The BMA said it was reviewing the plans, and would advise GPs on whether to sign up in due course. 

Have I got guidance for you

Pulse Checker columnist and private orthopaedic consultant Dr K Terrier-Morris shares some pearls of wisdom.

I’ve long thought that GPs need advice and guidance (A&G) from their superiors, so I’m glad the NHS sees things my way. 

In this spirit, let me get the ball rolling by bestowing upon you  a small drop from my vast fountain of knowledge:

1 It is worth investing the few extra hundreds of thousands of pounds in our offspring’s education.

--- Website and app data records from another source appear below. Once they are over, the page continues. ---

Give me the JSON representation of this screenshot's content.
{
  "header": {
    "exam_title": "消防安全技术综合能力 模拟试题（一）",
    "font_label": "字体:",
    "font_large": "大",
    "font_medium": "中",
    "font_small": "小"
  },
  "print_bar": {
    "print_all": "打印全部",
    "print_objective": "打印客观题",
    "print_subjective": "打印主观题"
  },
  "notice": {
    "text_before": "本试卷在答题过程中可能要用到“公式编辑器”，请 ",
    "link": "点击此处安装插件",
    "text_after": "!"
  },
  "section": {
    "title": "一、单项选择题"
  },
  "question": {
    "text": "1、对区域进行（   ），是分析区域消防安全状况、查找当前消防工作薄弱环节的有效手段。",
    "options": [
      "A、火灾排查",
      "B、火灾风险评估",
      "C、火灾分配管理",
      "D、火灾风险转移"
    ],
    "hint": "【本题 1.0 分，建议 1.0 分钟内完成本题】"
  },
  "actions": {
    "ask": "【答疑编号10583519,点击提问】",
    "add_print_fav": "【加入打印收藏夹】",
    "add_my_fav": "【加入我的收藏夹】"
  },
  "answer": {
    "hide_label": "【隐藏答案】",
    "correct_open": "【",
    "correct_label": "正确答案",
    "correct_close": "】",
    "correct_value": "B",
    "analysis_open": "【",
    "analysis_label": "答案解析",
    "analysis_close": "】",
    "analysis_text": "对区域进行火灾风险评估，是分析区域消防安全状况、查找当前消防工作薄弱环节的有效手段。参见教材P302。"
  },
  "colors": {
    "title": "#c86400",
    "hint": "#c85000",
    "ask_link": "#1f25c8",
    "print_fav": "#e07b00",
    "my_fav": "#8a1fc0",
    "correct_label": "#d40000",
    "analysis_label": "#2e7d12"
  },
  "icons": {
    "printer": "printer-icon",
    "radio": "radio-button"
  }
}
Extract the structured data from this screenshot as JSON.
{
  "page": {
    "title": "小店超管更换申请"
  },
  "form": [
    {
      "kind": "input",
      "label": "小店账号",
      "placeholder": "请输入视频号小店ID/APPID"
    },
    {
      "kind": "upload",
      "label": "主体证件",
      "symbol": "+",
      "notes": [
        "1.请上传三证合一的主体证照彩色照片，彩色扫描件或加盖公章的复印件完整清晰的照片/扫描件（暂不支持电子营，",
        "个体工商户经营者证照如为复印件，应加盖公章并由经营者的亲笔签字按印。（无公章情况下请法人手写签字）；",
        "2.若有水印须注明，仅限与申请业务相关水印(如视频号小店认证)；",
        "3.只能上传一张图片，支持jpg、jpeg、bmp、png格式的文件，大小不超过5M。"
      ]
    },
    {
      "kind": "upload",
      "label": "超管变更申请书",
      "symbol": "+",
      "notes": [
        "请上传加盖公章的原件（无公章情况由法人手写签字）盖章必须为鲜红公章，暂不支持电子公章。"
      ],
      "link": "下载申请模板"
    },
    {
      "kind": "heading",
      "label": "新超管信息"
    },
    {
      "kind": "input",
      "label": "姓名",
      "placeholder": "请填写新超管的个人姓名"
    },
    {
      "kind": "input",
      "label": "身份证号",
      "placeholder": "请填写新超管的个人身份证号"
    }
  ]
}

It might prove the difference between an MRCP and, heaven forbid, an MRCGP.

2 The knee bone is connected to the thigh bone, and the thigh bone is connected to the hip bone (I have a full text of this pitched at GPs’ level that is standard issue for A&G enquiries).

3 If you find yourself at a function with my friends and me (for example, if the Burlingham follows through with its threat to increase the diversity of its membership) you don’t need to learn our special handshake . We only do it  because, er, we understand the mechanisms of the body better than you.

4 Stop prescribing antibiotics for everything – the more antimicrobial resistance there is, the less we are able to use them to fob off our non-fee paying patients.

5 Make an effort when wearing work clothes – while a bow tie is essential, we can spot a clip-on a mile off.

6 If you have tried everything you can for a particular patient and nothing is working, do what we do – simply send them back to their GP.

Dr Terrier-Morris stresses that he wrote this article free as part of his lodge’s charitable drive to help those less fortunate than himself



Please note, only GPs are permitted to add comments to articles

ian owen 30 May, 2022 10:21 am

I enjoyed that, Especially the A&G

Keith Greenish 30 May, 2022 11:07 am

This is clearly phoney, a surgeon calling himself Dr and wearing a necktie not a bowtie!

Lyn Hamlett 31 May, 2022 1:32 pm

Absolutely Love pearl of wisdom Number 2! 😁